>>>

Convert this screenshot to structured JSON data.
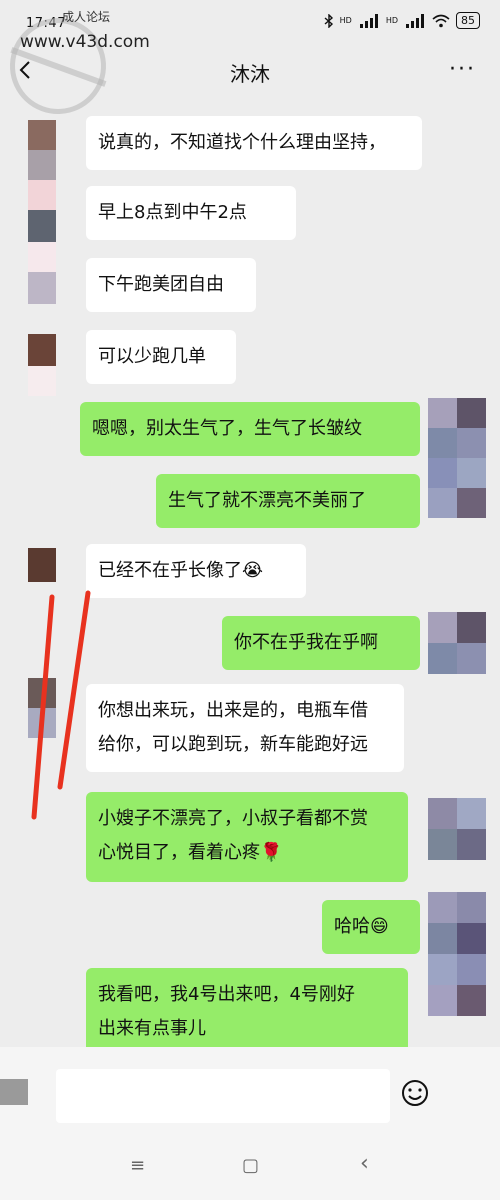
{
  "status_bar": {
    "time": "17:47",
    "battery": "85",
    "signal_label_1": "HD",
    "signal_label_2": "HD"
  },
  "watermark": {
    "site_name": "成人论坛",
    "url": "www.v43d.com"
  },
  "header": {
    "title": "沐沐",
    "more": "···"
  },
  "messages": [
    {
      "from": "other",
      "text": "说真的，不知道找个什么理由坚持，"
    },
    {
      "from": "other",
      "text": "早上8点到中午2点"
    },
    {
      "from": "other",
      "text": "下午跑美团自由"
    },
    {
      "from": "other",
      "text": "可以少跑几单"
    },
    {
      "from": "me",
      "text": "嗯嗯，别太生气了，生气了长皱纹"
    },
    {
      "from": "me",
      "text": "生气了就不漂亮不美丽了"
    },
    {
      "from": "other",
      "text": "已经不在乎长像了😭"
    },
    {
      "from": "me",
      "text": "你不在乎我在乎啊"
    },
    {
      "from": "other",
      "line1": "你想出来玩，出来是的，电瓶车借",
      "line2": "给你，可以跑到玩，新车能跑好远"
    },
    {
      "from": "me",
      "line1": "小嫂子不漂亮了，小叔子看都不赏",
      "line2": "心悦目了，看着心疼🌹"
    },
    {
      "from": "me",
      "text": "哈哈😄"
    },
    {
      "from": "me",
      "line1": "我看吧，我4号出来吧，4号刚好",
      "line2": "出来有点事儿"
    }
  ],
  "colors": {
    "my_bubble": "#95ec69",
    "their_bubble": "#ffffff",
    "background": "#ededed",
    "red_mark": "#e8321f"
  },
  "system_nav": {
    "menu": "≡",
    "home": "▢",
    "back": "‹"
  },
  "icons": {
    "back": "back-arrow-icon",
    "more": "more-icon",
    "emoji": "emoji-icon",
    "bluetooth": "bluetooth-icon",
    "wifi": "wifi-icon"
  }
}
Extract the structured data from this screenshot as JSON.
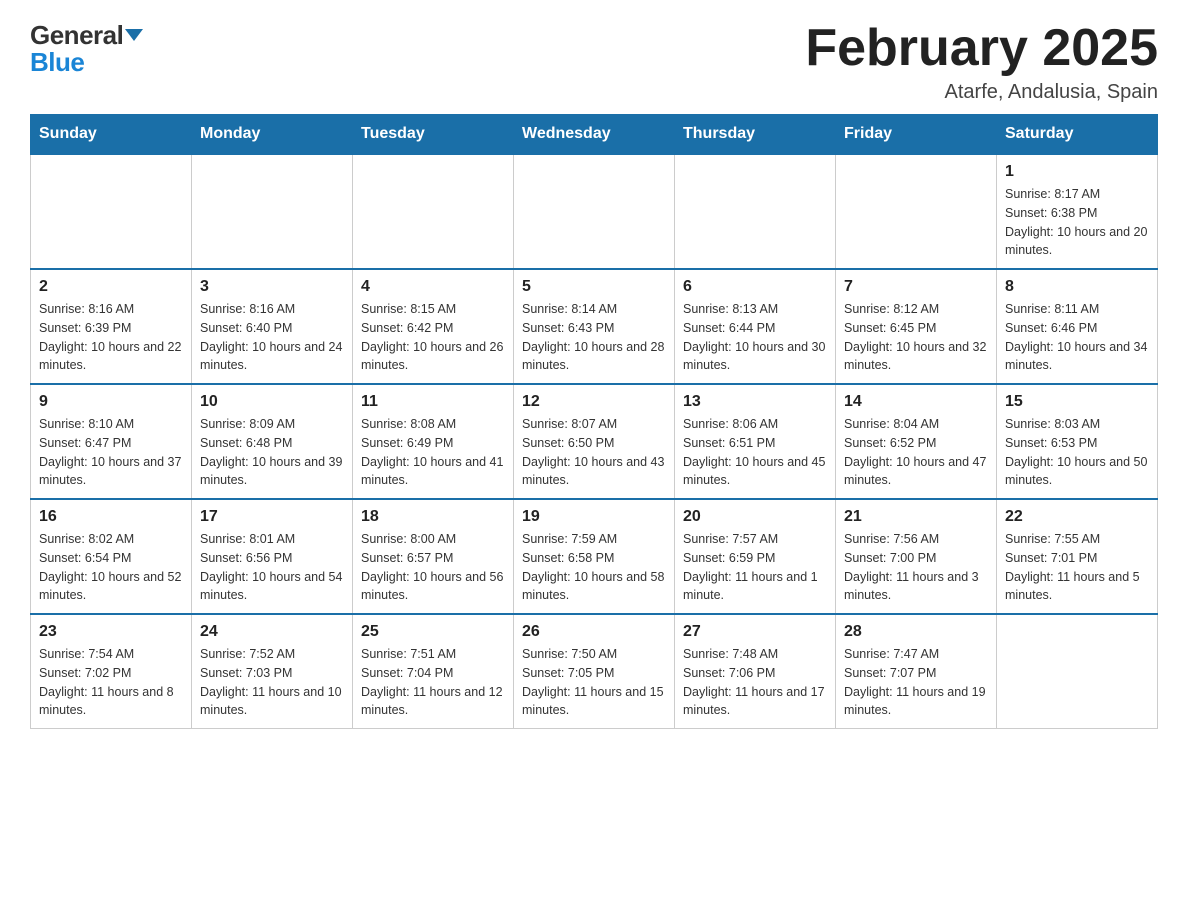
{
  "header": {
    "logo_general": "General",
    "logo_blue": "Blue",
    "title": "February 2025",
    "subtitle": "Atarfe, Andalusia, Spain"
  },
  "weekdays": [
    "Sunday",
    "Monday",
    "Tuesday",
    "Wednesday",
    "Thursday",
    "Friday",
    "Saturday"
  ],
  "weeks": [
    [
      {
        "day": "",
        "info": ""
      },
      {
        "day": "",
        "info": ""
      },
      {
        "day": "",
        "info": ""
      },
      {
        "day": "",
        "info": ""
      },
      {
        "day": "",
        "info": ""
      },
      {
        "day": "",
        "info": ""
      },
      {
        "day": "1",
        "info": "Sunrise: 8:17 AM\nSunset: 6:38 PM\nDaylight: 10 hours and 20 minutes."
      }
    ],
    [
      {
        "day": "2",
        "info": "Sunrise: 8:16 AM\nSunset: 6:39 PM\nDaylight: 10 hours and 22 minutes."
      },
      {
        "day": "3",
        "info": "Sunrise: 8:16 AM\nSunset: 6:40 PM\nDaylight: 10 hours and 24 minutes."
      },
      {
        "day": "4",
        "info": "Sunrise: 8:15 AM\nSunset: 6:42 PM\nDaylight: 10 hours and 26 minutes."
      },
      {
        "day": "5",
        "info": "Sunrise: 8:14 AM\nSunset: 6:43 PM\nDaylight: 10 hours and 28 minutes."
      },
      {
        "day": "6",
        "info": "Sunrise: 8:13 AM\nSunset: 6:44 PM\nDaylight: 10 hours and 30 minutes."
      },
      {
        "day": "7",
        "info": "Sunrise: 8:12 AM\nSunset: 6:45 PM\nDaylight: 10 hours and 32 minutes."
      },
      {
        "day": "8",
        "info": "Sunrise: 8:11 AM\nSunset: 6:46 PM\nDaylight: 10 hours and 34 minutes."
      }
    ],
    [
      {
        "day": "9",
        "info": "Sunrise: 8:10 AM\nSunset: 6:47 PM\nDaylight: 10 hours and 37 minutes."
      },
      {
        "day": "10",
        "info": "Sunrise: 8:09 AM\nSunset: 6:48 PM\nDaylight: 10 hours and 39 minutes."
      },
      {
        "day": "11",
        "info": "Sunrise: 8:08 AM\nSunset: 6:49 PM\nDaylight: 10 hours and 41 minutes."
      },
      {
        "day": "12",
        "info": "Sunrise: 8:07 AM\nSunset: 6:50 PM\nDaylight: 10 hours and 43 minutes."
      },
      {
        "day": "13",
        "info": "Sunrise: 8:06 AM\nSunset: 6:51 PM\nDaylight: 10 hours and 45 minutes."
      },
      {
        "day": "14",
        "info": "Sunrise: 8:04 AM\nSunset: 6:52 PM\nDaylight: 10 hours and 47 minutes."
      },
      {
        "day": "15",
        "info": "Sunrise: 8:03 AM\nSunset: 6:53 PM\nDaylight: 10 hours and 50 minutes."
      }
    ],
    [
      {
        "day": "16",
        "info": "Sunrise: 8:02 AM\nSunset: 6:54 PM\nDaylight: 10 hours and 52 minutes."
      },
      {
        "day": "17",
        "info": "Sunrise: 8:01 AM\nSunset: 6:56 PM\nDaylight: 10 hours and 54 minutes."
      },
      {
        "day": "18",
        "info": "Sunrise: 8:00 AM\nSunset: 6:57 PM\nDaylight: 10 hours and 56 minutes."
      },
      {
        "day": "19",
        "info": "Sunrise: 7:59 AM\nSunset: 6:58 PM\nDaylight: 10 hours and 58 minutes."
      },
      {
        "day": "20",
        "info": "Sunrise: 7:57 AM\nSunset: 6:59 PM\nDaylight: 11 hours and 1 minute."
      },
      {
        "day": "21",
        "info": "Sunrise: 7:56 AM\nSunset: 7:00 PM\nDaylight: 11 hours and 3 minutes."
      },
      {
        "day": "22",
        "info": "Sunrise: 7:55 AM\nSunset: 7:01 PM\nDaylight: 11 hours and 5 minutes."
      }
    ],
    [
      {
        "day": "23",
        "info": "Sunrise: 7:54 AM\nSunset: 7:02 PM\nDaylight: 11 hours and 8 minutes."
      },
      {
        "day": "24",
        "info": "Sunrise: 7:52 AM\nSunset: 7:03 PM\nDaylight: 11 hours and 10 minutes."
      },
      {
        "day": "25",
        "info": "Sunrise: 7:51 AM\nSunset: 7:04 PM\nDaylight: 11 hours and 12 minutes."
      },
      {
        "day": "26",
        "info": "Sunrise: 7:50 AM\nSunset: 7:05 PM\nDaylight: 11 hours and 15 minutes."
      },
      {
        "day": "27",
        "info": "Sunrise: 7:48 AM\nSunset: 7:06 PM\nDaylight: 11 hours and 17 minutes."
      },
      {
        "day": "28",
        "info": "Sunrise: 7:47 AM\nSunset: 7:07 PM\nDaylight: 11 hours and 19 minutes."
      },
      {
        "day": "",
        "info": ""
      }
    ]
  ]
}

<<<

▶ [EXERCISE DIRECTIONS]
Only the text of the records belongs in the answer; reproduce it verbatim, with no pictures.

▶ [RESPONSE TO THE EXERCISE]
Convert this screenshot to structured JSON data.
{
  "status_bar": {
    "time": "17:47",
    "battery": "85",
    "signal_label_1": "HD",
    "signal_label_2": "HD"
  },
  "watermark": {
    "site_name": "成人论坛",
    "url": "www.v43d.com"
  },
  "header": {
    "title": "沐沐",
    "more": "···"
  },
  "messages": [
    {
      "from": "other",
      "text": "说真的，不知道找个什么理由坚持，"
    },
    {
      "from": "other",
      "text": "早上8点到中午2点"
    },
    {
      "from": "other",
      "text": "下午跑美团自由"
    },
    {
      "from": "other",
      "text": "可以少跑几单"
    },
    {
      "from": "me",
      "text": "嗯嗯，别太生气了，生气了长皱纹"
    },
    {
      "from": "me",
      "text": "生气了就不漂亮不美丽了"
    },
    {
      "from": "other",
      "text": "已经不在乎长像了😭"
    },
    {
      "from": "me",
      "text": "你不在乎我在乎啊"
    },
    {
      "from": "other",
      "line1": "你想出来玩，出来是的，电瓶车借",
      "line2": "给你，可以跑到玩，新车能跑好远"
    },
    {
      "from": "me",
      "line1": "小嫂子不漂亮了，小叔子看都不赏",
      "line2": "心悦目了，看着心疼🌹"
    },
    {
      "from": "me",
      "text": "哈哈😄"
    },
    {
      "from": "me",
      "line1": "我看吧，我4号出来吧，4号刚好",
      "line2": "出来有点事儿"
    }
  ],
  "colors": {
    "my_bubble": "#95ec69",
    "their_bubble": "#ffffff",
    "background": "#ededed",
    "red_mark": "#e8321f"
  },
  "system_nav": {
    "menu": "≡",
    "home": "▢",
    "back": "‹"
  },
  "icons": {
    "back": "back-arrow-icon",
    "more": "more-icon",
    "emoji": "emoji-icon",
    "bluetooth": "bluetooth-icon",
    "wifi": "wifi-icon"
  }
}
Extract the structured data from this screenshot as JSON.
{
  "header": {
    "logo_general": "General",
    "logo_blue": "Blue",
    "title": "February 2025",
    "subtitle": "Atarfe, Andalusia, Spain"
  },
  "weekdays": [
    "Sunday",
    "Monday",
    "Tuesday",
    "Wednesday",
    "Thursday",
    "Friday",
    "Saturday"
  ],
  "weeks": [
    [
      {
        "day": "",
        "info": ""
      },
      {
        "day": "",
        "info": ""
      },
      {
        "day": "",
        "info": ""
      },
      {
        "day": "",
        "info": ""
      },
      {
        "day": "",
        "info": ""
      },
      {
        "day": "",
        "info": ""
      },
      {
        "day": "1",
        "info": "Sunrise: 8:17 AM\nSunset: 6:38 PM\nDaylight: 10 hours and 20 minutes."
      }
    ],
    [
      {
        "day": "2",
        "info": "Sunrise: 8:16 AM\nSunset: 6:39 PM\nDaylight: 10 hours and 22 minutes."
      },
      {
        "day": "3",
        "info": "Sunrise: 8:16 AM\nSunset: 6:40 PM\nDaylight: 10 hours and 24 minutes."
      },
      {
        "day": "4",
        "info": "Sunrise: 8:15 AM\nSunset: 6:42 PM\nDaylight: 10 hours and 26 minutes."
      },
      {
        "day": "5",
        "info": "Sunrise: 8:14 AM\nSunset: 6:43 PM\nDaylight: 10 hours and 28 minutes."
      },
      {
        "day": "6",
        "info": "Sunrise: 8:13 AM\nSunset: 6:44 PM\nDaylight: 10 hours and 30 minutes."
      },
      {
        "day": "7",
        "info": "Sunrise: 8:12 AM\nSunset: 6:45 PM\nDaylight: 10 hours and 32 minutes."
      },
      {
        "day": "8",
        "info": "Sunrise: 8:11 AM\nSunset: 6:46 PM\nDaylight: 10 hours and 34 minutes."
      }
    ],
    [
      {
        "day": "9",
        "info": "Sunrise: 8:10 AM\nSunset: 6:47 PM\nDaylight: 10 hours and 37 minutes."
      },
      {
        "day": "10",
        "info": "Sunrise: 8:09 AM\nSunset: 6:48 PM\nDaylight: 10 hours and 39 minutes."
      },
      {
        "day": "11",
        "info": "Sunrise: 8:08 AM\nSunset: 6:49 PM\nDaylight: 10 hours and 41 minutes."
      },
      {
        "day": "12",
        "info": "Sunrise: 8:07 AM\nSunset: 6:50 PM\nDaylight: 10 hours and 43 minutes."
      },
      {
        "day": "13",
        "info": "Sunrise: 8:06 AM\nSunset: 6:51 PM\nDaylight: 10 hours and 45 minutes."
      },
      {
        "day": "14",
        "info": "Sunrise: 8:04 AM\nSunset: 6:52 PM\nDaylight: 10 hours and 47 minutes."
      },
      {
        "day": "15",
        "info": "Sunrise: 8:03 AM\nSunset: 6:53 PM\nDaylight: 10 hours and 50 minutes."
      }
    ],
    [
      {
        "day": "16",
        "info": "Sunrise: 8:02 AM\nSunset: 6:54 PM\nDaylight: 10 hours and 52 minutes."
      },
      {
        "day": "17",
        "info": "Sunrise: 8:01 AM\nSunset: 6:56 PM\nDaylight: 10 hours and 54 minutes."
      },
      {
        "day": "18",
        "info": "Sunrise: 8:00 AM\nSunset: 6:57 PM\nDaylight: 10 hours and 56 minutes."
      },
      {
        "day": "19",
        "info": "Sunrise: 7:59 AM\nSunset: 6:58 PM\nDaylight: 10 hours and 58 minutes."
      },
      {
        "day": "20",
        "info": "Sunrise: 7:57 AM\nSunset: 6:59 PM\nDaylight: 11 hours and 1 minute."
      },
      {
        "day": "21",
        "info": "Sunrise: 7:56 AM\nSunset: 7:00 PM\nDaylight: 11 hours and 3 minutes."
      },
      {
        "day": "22",
        "info": "Sunrise: 7:55 AM\nSunset: 7:01 PM\nDaylight: 11 hours and 5 minutes."
      }
    ],
    [
      {
        "day": "23",
        "info": "Sunrise: 7:54 AM\nSunset: 7:02 PM\nDaylight: 11 hours and 8 minutes."
      },
      {
        "day": "24",
        "info": "Sunrise: 7:52 AM\nSunset: 7:03 PM\nDaylight: 11 hours and 10 minutes."
      },
      {
        "day": "25",
        "info": "Sunrise: 7:51 AM\nSunset: 7:04 PM\nDaylight: 11 hours and 12 minutes."
      },
      {
        "day": "26",
        "info": "Sunrise: 7:50 AM\nSunset: 7:05 PM\nDaylight: 11 hours and 15 minutes."
      },
      {
        "day": "27",
        "info": "Sunrise: 7:48 AM\nSunset: 7:06 PM\nDaylight: 11 hours and 17 minutes."
      },
      {
        "day": "28",
        "info": "Sunrise: 7:47 AM\nSunset: 7:07 PM\nDaylight: 11 hours and 19 minutes."
      },
      {
        "day": "",
        "info": ""
      }
    ]
  ]
}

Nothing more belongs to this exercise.